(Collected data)
============

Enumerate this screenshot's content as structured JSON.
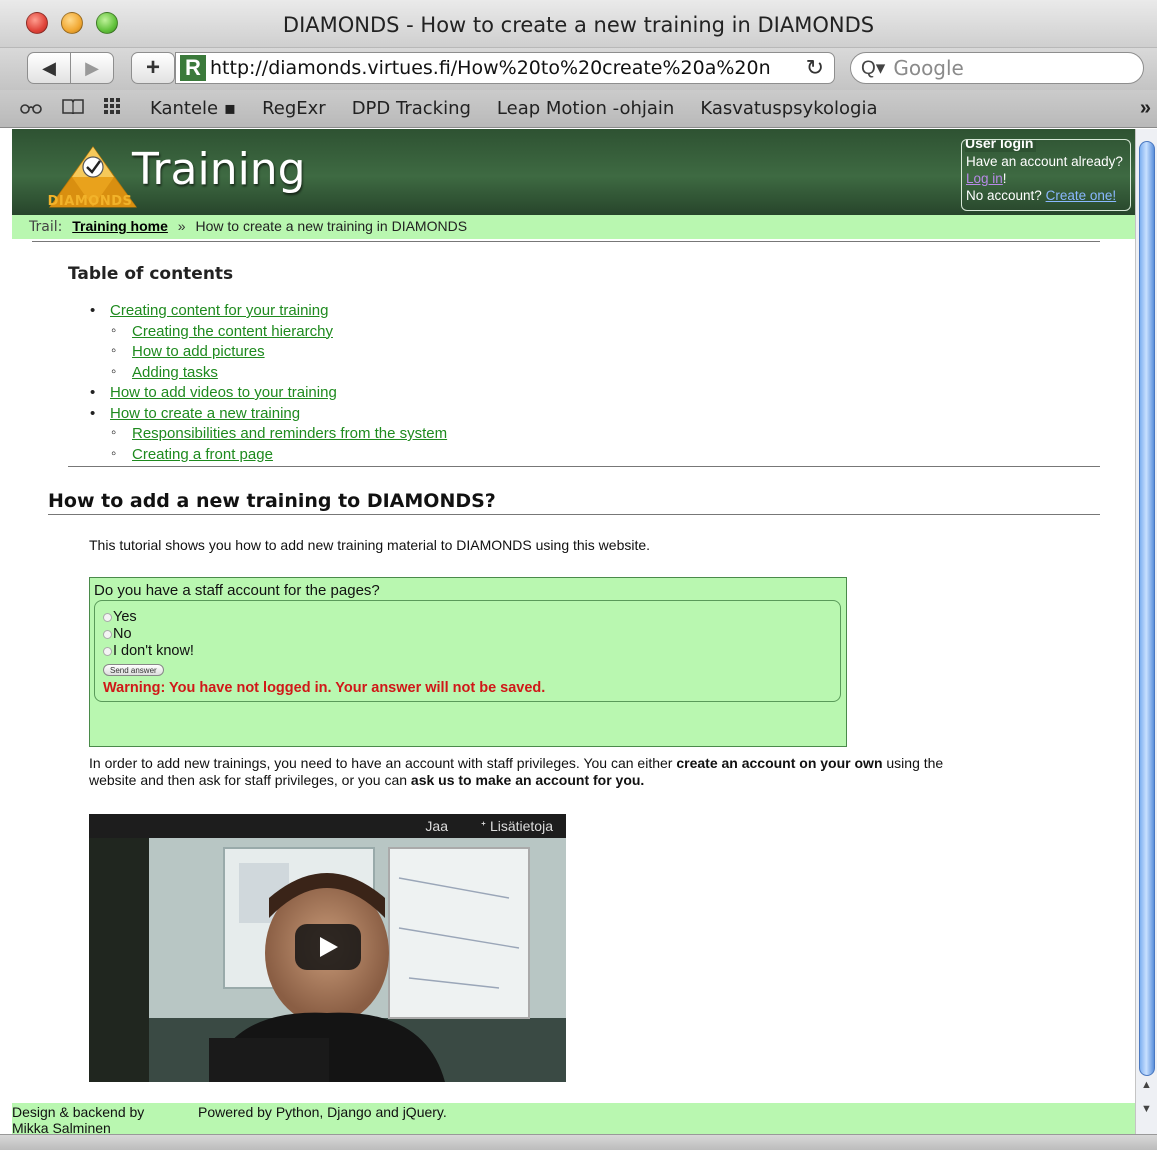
{
  "window": {
    "title": "DIAMONDS - How to create a new training in DIAMONDS"
  },
  "toolbar": {
    "back_icon": "◀",
    "forward_icon": "▶",
    "add_icon": "+",
    "site_icon_letter": "R",
    "url": "http://diamonds.virtues.fi/How%20to%20create%20a%20n",
    "reload_icon": "↻",
    "search_placeholder": "Google",
    "search_icon": "Q▾"
  },
  "bookmarks": {
    "items": [
      "Kantele ▪",
      "RegExr",
      "DPD Tracking",
      "Leap Motion -ohjain",
      "Kasvatuspsykologia"
    ],
    "more": "»"
  },
  "header": {
    "logo_word": "DIAMONDS",
    "site_title": "Training",
    "login": {
      "legend": "User login",
      "line1": "Have an account already?",
      "login_link": "Log in",
      "after_login": "!",
      "line2": "No account?",
      "create_link": "Create one!"
    }
  },
  "trail": {
    "label": "Trail:",
    "home": "Training home",
    "separator": "»",
    "current": "How to create a new training in DIAMONDS"
  },
  "toc": {
    "title": "Table of contents",
    "items": [
      {
        "level": 1,
        "label": "Creating content for your training"
      },
      {
        "level": 2,
        "label": "Creating the content hierarchy"
      },
      {
        "level": 2,
        "label": "How to add pictures"
      },
      {
        "level": 2,
        "label": "Adding tasks"
      },
      {
        "level": 1,
        "label": "How to add videos to your training"
      },
      {
        "level": 1,
        "label": "How to create a new training"
      },
      {
        "level": 2,
        "label": "Responsibilities and reminders from the system"
      },
      {
        "level": 2,
        "label": "Creating a front page"
      }
    ]
  },
  "section": {
    "title": "How to add a new training to DIAMONDS?",
    "intro": "This tutorial shows you how to add new training material to DIAMONDS using this website."
  },
  "poll": {
    "question": "Do you have a staff account for the pages?",
    "options": [
      "Yes",
      "No",
      "I don't know!"
    ],
    "send_label": "Send answer",
    "warning": "Warning: You have not logged in. Your answer will not be saved."
  },
  "body": {
    "part1": "In order to add new trainings, you need to have an account with staff privileges. You can either ",
    "bold1": "create an account on your own",
    "part2": " using the website and then ask for staff privileges, or you can ",
    "bold2": "ask us to make an account for you."
  },
  "video": {
    "share": "Jaa",
    "info": "ᐩ Lisätietoja"
  },
  "footer": {
    "design": "Design & backend by Mikka Salminen",
    "powered": "Powered by Python, Django and jQuery."
  },
  "colors": {
    "header_green": "#2e5232",
    "accent_light_green": "#b9f7b0",
    "link_green": "#1e8a1e",
    "warning_red": "#d01818",
    "logo_gold": "#f2b32a"
  }
}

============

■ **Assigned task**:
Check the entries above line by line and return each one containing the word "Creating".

■ **Answer space**:
        "label": "Creating content for your training"
        "label": "Creating the content hierarchy"
        "label": "Creating a front page"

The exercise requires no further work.